▶ **Try it**: Please copy each line of the listing below in which the word "JSON" appears.
((
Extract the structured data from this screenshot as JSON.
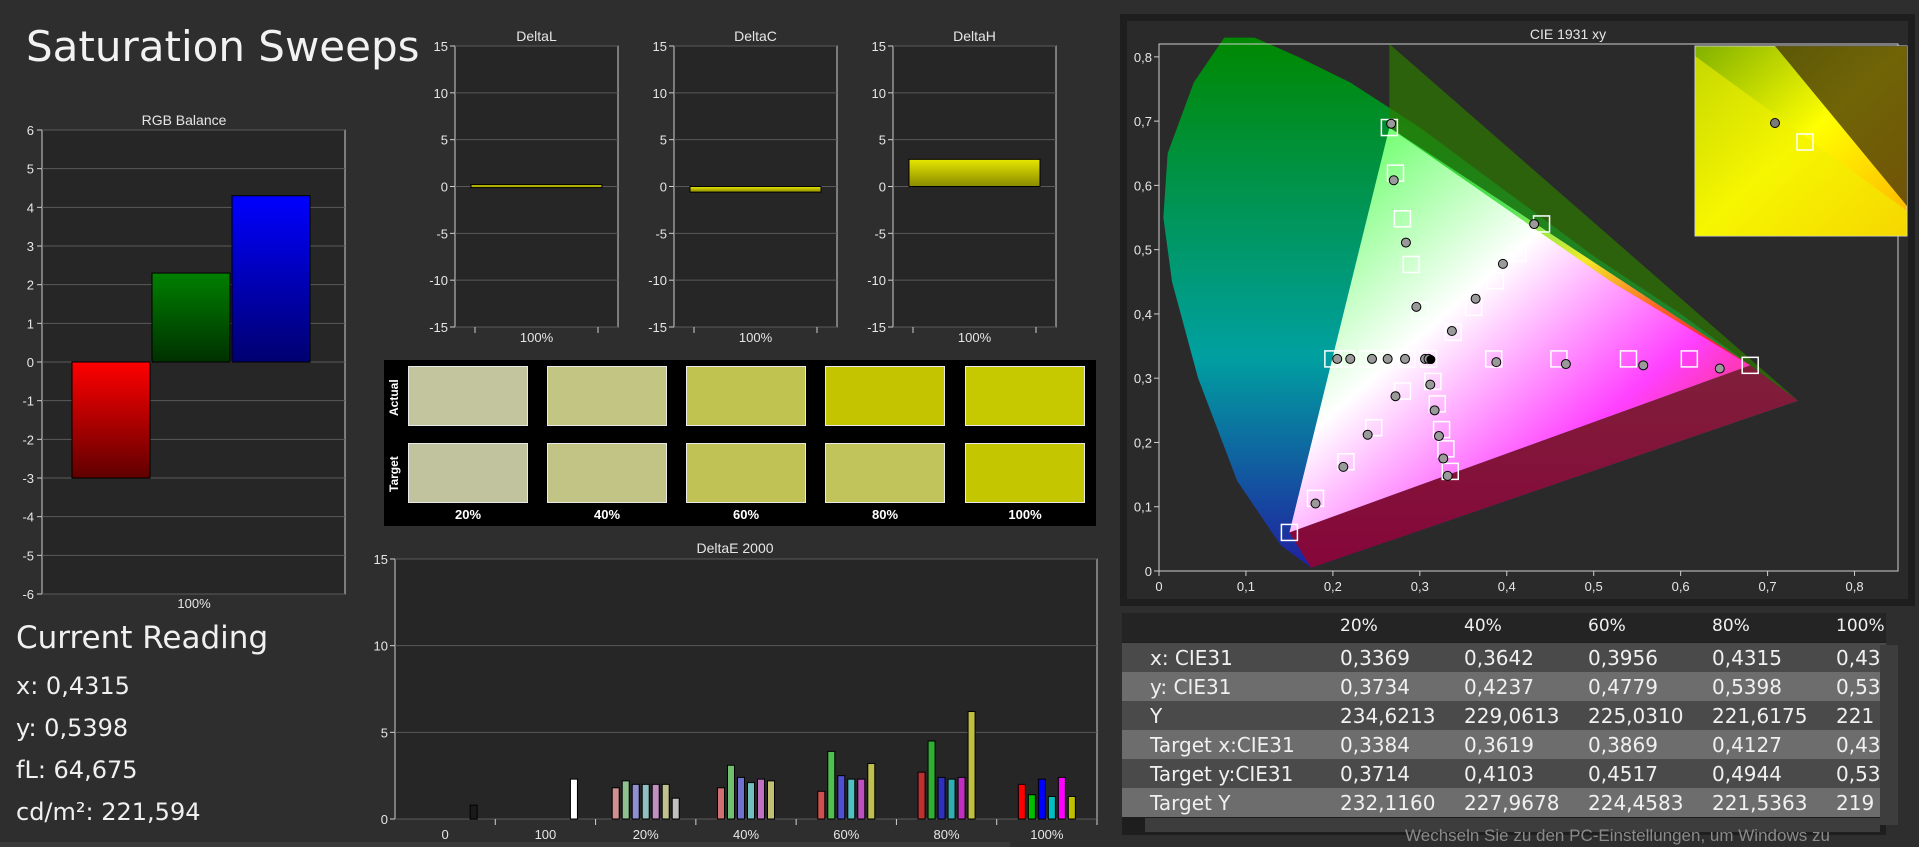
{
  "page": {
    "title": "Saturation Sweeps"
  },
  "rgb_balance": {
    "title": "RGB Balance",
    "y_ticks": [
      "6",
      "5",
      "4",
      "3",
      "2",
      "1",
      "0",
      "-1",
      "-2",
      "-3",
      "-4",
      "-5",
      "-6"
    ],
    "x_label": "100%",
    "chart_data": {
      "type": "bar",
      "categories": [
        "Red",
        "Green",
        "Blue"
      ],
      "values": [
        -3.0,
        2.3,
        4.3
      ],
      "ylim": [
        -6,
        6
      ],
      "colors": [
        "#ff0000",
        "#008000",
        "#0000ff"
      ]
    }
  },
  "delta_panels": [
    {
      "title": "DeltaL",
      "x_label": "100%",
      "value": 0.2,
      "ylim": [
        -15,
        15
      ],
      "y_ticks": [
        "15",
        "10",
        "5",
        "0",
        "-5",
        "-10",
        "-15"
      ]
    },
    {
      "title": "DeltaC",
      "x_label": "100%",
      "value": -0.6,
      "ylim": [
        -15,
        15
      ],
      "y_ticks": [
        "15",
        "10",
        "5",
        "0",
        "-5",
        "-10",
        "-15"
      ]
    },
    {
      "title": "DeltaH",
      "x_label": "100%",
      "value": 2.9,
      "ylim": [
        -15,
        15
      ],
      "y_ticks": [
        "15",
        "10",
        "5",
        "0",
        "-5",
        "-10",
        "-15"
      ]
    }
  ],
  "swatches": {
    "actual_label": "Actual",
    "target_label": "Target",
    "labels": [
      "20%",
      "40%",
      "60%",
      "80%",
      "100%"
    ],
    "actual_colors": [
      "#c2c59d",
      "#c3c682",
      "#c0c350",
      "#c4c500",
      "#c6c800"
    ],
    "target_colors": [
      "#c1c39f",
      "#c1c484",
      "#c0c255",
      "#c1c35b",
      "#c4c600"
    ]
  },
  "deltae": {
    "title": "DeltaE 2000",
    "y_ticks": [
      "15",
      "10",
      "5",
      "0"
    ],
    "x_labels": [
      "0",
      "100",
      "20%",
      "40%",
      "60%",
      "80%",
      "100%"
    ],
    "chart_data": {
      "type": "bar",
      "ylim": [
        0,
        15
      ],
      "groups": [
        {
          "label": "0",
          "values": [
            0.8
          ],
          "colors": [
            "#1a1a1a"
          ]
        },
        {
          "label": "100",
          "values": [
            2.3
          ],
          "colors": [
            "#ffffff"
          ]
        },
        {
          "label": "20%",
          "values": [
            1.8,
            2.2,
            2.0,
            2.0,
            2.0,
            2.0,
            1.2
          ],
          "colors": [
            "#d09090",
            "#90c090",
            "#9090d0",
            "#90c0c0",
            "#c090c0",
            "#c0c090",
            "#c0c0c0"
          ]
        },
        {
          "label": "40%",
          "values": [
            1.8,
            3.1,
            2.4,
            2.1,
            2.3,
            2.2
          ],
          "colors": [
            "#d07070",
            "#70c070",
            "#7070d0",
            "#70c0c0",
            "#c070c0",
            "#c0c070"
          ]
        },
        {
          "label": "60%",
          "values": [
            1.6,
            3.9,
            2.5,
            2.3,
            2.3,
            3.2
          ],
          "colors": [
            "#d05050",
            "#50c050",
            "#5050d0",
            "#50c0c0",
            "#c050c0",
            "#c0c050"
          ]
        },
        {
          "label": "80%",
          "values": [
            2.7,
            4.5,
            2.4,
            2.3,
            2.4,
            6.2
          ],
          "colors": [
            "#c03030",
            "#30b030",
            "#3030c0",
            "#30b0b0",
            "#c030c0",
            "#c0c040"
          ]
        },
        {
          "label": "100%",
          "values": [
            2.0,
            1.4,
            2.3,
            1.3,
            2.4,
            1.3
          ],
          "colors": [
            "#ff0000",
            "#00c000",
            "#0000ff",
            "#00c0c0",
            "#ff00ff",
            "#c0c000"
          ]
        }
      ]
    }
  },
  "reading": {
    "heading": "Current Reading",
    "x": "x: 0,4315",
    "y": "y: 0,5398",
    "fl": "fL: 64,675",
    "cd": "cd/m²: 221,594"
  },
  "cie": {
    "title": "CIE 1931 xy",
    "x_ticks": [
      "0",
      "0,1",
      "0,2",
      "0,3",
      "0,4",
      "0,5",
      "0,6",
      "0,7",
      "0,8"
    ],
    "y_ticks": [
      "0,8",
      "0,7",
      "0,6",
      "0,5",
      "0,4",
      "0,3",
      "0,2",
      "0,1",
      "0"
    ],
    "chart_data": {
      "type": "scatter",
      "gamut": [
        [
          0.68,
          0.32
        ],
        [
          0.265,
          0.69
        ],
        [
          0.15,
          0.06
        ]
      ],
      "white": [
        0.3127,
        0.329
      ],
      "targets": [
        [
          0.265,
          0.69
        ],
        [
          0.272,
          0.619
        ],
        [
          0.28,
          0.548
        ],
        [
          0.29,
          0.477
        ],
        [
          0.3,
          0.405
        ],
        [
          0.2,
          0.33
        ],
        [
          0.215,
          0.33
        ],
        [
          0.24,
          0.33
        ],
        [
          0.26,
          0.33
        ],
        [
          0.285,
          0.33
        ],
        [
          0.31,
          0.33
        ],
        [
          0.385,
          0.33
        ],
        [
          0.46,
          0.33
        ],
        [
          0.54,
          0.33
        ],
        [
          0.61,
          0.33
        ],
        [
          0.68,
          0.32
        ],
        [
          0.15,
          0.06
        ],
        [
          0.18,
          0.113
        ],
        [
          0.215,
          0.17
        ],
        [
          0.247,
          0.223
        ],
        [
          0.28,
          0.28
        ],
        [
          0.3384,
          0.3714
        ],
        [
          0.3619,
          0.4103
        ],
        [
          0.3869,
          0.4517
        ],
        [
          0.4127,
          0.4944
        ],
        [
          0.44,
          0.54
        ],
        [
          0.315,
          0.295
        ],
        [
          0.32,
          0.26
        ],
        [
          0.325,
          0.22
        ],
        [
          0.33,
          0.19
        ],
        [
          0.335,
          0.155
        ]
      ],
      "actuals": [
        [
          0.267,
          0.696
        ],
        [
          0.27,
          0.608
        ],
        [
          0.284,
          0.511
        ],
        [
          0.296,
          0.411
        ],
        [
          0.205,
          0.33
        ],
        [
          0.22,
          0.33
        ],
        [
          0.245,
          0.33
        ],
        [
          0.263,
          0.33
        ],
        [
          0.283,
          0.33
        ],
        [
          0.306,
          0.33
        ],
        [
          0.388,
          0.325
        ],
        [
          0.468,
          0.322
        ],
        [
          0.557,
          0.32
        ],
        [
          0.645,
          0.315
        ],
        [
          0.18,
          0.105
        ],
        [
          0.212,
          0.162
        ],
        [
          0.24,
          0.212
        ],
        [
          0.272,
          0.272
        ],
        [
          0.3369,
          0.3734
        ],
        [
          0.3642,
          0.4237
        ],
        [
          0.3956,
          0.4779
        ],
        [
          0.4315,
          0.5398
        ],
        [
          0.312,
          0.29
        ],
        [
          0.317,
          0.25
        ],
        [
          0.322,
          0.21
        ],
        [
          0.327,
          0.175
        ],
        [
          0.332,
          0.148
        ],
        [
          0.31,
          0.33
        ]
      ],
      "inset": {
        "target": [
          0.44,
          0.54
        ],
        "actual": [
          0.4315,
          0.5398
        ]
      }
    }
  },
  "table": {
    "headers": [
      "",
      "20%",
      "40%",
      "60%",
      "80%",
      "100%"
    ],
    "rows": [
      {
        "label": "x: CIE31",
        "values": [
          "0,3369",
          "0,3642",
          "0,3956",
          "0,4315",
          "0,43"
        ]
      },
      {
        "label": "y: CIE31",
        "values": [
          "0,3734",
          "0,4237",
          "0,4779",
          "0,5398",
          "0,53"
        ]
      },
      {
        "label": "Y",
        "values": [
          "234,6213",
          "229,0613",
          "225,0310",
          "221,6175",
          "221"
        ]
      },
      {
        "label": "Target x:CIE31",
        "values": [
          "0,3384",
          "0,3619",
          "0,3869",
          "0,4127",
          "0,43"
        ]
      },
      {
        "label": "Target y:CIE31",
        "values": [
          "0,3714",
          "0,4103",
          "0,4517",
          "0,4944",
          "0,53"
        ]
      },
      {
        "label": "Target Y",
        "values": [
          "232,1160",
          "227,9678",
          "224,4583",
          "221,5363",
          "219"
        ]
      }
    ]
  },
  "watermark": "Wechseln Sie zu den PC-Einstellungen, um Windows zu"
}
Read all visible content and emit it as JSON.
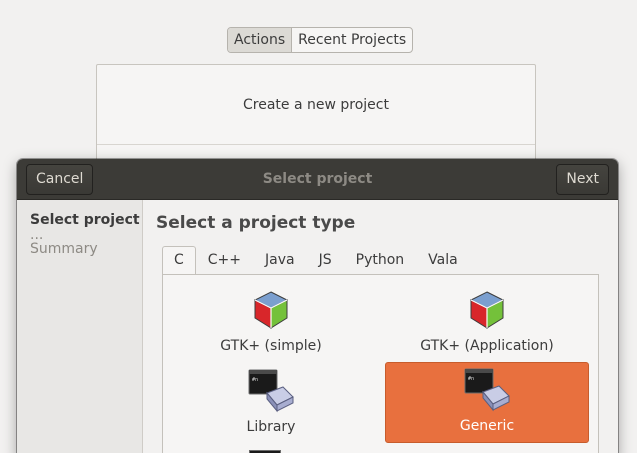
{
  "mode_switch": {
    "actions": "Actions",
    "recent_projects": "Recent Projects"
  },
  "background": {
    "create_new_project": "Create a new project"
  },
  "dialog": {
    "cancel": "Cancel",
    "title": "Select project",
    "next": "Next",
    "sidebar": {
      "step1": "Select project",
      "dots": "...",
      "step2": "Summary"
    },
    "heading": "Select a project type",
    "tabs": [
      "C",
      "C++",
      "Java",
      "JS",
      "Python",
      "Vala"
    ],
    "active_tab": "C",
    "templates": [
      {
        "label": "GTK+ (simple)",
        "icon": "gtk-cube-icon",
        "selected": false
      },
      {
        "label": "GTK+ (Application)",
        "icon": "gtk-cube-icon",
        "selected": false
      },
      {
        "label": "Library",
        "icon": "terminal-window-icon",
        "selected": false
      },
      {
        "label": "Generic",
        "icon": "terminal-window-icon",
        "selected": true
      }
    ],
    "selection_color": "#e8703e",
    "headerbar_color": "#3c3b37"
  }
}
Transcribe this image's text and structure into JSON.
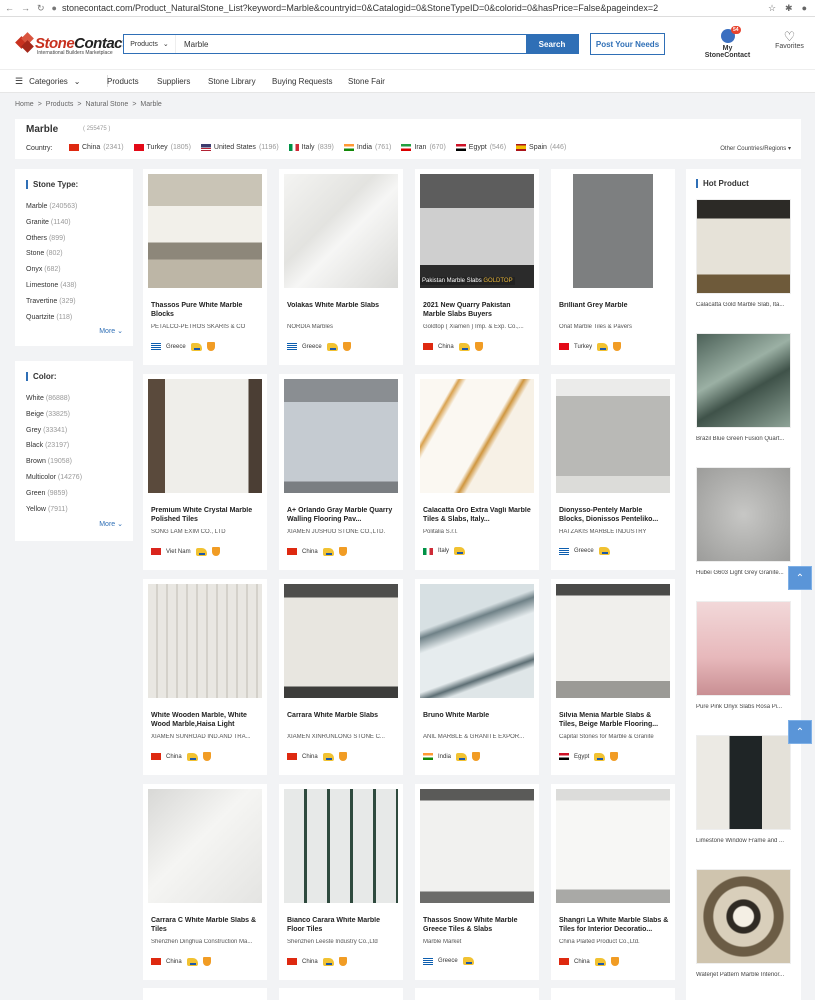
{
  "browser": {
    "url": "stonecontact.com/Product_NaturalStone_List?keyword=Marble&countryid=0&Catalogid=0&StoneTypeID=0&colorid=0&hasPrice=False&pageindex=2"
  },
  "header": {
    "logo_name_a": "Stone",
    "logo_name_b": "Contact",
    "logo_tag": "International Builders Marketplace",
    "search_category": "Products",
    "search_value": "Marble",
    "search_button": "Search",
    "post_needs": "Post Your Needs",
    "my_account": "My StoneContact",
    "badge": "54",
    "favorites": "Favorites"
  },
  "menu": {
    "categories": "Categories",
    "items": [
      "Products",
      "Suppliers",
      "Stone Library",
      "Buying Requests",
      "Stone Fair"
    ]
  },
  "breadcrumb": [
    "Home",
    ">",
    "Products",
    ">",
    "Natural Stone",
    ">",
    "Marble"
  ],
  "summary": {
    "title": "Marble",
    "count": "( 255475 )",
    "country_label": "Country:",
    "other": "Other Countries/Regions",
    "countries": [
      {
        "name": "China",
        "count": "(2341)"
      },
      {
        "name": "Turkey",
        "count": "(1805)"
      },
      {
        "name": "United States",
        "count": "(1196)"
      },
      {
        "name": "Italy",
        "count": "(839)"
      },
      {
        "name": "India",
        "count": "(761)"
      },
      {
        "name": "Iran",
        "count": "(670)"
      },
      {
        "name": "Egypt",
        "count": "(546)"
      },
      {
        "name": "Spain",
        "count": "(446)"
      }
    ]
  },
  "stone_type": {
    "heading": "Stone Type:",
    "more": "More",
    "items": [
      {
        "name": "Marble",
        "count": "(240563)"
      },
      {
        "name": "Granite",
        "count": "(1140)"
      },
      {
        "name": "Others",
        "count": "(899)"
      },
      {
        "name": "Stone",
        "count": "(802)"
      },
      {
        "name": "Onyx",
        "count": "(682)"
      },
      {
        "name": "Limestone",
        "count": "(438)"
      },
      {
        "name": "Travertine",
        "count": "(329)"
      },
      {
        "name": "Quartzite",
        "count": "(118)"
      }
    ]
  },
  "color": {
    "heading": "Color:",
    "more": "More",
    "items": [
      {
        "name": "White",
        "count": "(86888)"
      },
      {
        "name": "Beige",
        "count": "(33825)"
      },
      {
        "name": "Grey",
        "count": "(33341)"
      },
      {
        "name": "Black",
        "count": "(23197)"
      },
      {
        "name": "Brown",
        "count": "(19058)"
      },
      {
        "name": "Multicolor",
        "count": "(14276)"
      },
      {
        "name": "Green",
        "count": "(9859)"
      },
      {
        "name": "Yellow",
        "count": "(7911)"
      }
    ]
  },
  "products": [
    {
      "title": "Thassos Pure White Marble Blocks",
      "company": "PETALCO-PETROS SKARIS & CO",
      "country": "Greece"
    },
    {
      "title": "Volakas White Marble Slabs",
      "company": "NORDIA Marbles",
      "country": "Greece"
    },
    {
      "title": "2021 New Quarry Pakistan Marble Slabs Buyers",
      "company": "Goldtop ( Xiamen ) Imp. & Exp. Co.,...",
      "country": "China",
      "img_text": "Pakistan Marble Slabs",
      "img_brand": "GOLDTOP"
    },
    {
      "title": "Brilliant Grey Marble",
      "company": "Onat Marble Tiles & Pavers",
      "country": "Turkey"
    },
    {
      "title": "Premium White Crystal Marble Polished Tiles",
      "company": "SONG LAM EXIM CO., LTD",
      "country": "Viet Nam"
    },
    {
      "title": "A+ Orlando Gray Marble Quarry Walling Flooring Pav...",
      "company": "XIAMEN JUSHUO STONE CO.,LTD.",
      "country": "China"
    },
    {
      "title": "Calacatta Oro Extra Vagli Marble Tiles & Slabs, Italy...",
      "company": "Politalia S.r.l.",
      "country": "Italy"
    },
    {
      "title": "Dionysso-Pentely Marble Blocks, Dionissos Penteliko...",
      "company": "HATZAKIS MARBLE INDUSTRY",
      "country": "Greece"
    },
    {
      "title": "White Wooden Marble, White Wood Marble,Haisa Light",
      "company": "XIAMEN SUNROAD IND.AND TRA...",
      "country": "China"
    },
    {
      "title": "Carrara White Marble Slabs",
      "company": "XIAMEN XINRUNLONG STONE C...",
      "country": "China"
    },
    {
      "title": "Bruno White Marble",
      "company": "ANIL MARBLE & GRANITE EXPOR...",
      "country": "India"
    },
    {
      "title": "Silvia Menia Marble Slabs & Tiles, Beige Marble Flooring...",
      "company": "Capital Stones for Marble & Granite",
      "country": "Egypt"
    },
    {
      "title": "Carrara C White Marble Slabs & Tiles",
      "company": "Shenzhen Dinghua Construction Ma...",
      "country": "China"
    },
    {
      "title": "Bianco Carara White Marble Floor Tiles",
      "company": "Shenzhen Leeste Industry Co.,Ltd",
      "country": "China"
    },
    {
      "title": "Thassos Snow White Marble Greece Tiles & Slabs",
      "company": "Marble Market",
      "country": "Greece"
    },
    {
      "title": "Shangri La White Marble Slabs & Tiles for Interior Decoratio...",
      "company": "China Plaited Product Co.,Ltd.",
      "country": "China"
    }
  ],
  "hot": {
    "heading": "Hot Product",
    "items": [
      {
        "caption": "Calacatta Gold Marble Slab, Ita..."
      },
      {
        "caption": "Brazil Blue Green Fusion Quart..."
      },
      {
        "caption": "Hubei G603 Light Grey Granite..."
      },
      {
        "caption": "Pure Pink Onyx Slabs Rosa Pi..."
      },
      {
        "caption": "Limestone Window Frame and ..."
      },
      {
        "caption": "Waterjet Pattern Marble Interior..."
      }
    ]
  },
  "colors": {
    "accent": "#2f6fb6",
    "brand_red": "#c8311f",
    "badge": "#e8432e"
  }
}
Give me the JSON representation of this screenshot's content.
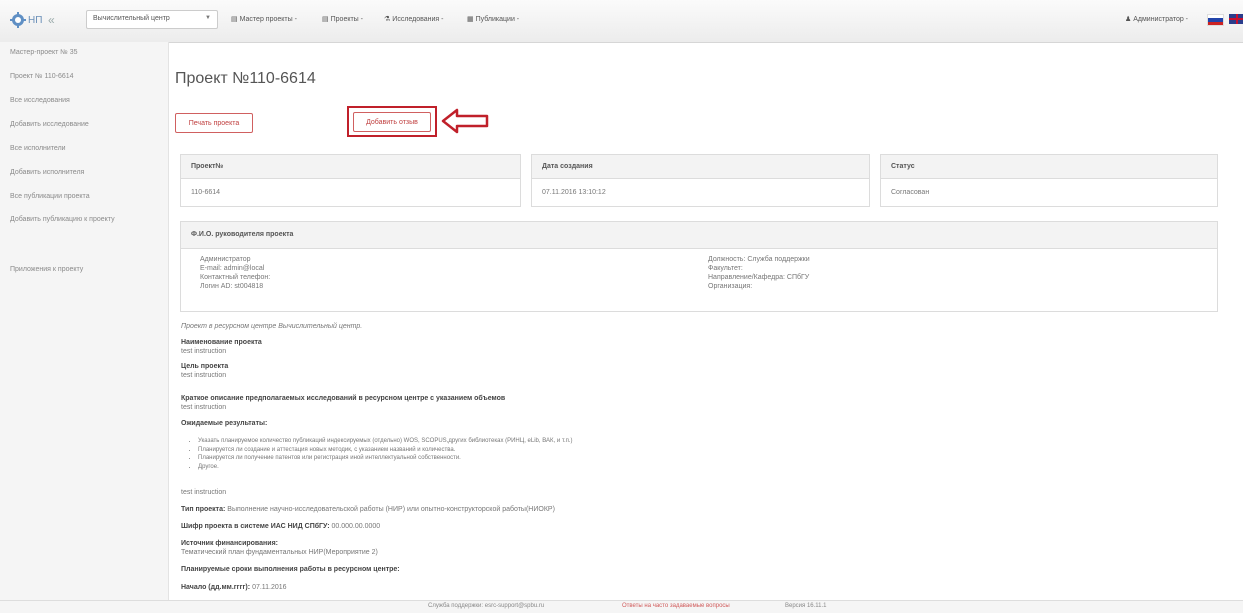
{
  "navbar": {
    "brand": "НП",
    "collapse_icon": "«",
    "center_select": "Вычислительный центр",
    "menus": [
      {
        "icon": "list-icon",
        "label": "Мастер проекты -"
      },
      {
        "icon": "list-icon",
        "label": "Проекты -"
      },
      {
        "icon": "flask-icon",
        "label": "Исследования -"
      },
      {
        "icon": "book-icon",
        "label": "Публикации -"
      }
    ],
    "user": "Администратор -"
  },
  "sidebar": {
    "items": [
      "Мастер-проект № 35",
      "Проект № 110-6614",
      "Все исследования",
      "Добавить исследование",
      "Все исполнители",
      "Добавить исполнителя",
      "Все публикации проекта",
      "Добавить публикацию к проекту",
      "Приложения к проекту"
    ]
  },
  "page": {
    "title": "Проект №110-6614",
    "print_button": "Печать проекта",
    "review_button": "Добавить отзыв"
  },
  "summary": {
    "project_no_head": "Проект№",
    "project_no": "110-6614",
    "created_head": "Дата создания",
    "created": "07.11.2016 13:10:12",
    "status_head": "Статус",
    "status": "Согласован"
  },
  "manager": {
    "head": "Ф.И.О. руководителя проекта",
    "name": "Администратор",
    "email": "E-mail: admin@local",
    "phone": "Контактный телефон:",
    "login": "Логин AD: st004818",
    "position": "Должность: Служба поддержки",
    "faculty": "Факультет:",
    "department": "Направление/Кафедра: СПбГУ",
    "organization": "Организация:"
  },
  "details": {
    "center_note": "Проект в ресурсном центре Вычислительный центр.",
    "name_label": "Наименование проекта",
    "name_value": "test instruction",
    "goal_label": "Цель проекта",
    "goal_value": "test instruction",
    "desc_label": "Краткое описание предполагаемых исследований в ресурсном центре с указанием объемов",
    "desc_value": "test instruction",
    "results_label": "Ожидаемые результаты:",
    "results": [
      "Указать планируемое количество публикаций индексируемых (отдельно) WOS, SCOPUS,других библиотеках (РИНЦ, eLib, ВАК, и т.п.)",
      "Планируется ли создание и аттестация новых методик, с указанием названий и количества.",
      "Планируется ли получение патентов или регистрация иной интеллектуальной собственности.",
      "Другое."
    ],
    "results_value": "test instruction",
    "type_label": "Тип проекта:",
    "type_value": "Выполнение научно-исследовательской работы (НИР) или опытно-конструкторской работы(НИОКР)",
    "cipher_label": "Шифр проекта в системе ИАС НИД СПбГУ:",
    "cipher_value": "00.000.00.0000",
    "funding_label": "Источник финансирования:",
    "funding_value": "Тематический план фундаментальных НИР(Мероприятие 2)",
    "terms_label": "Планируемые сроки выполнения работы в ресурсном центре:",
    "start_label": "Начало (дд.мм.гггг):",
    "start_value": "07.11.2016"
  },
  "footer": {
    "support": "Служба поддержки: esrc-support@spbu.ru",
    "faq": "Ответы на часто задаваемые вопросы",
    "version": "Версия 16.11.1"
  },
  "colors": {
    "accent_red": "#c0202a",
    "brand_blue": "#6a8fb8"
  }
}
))
▶ **Completed task**:
Extract the structured data from this screenshot as JSON.
Read all visible content and emit it as JSON.
Transcribe this image's text and structure into JSON.
Give me the JSON representation of this screenshot's content.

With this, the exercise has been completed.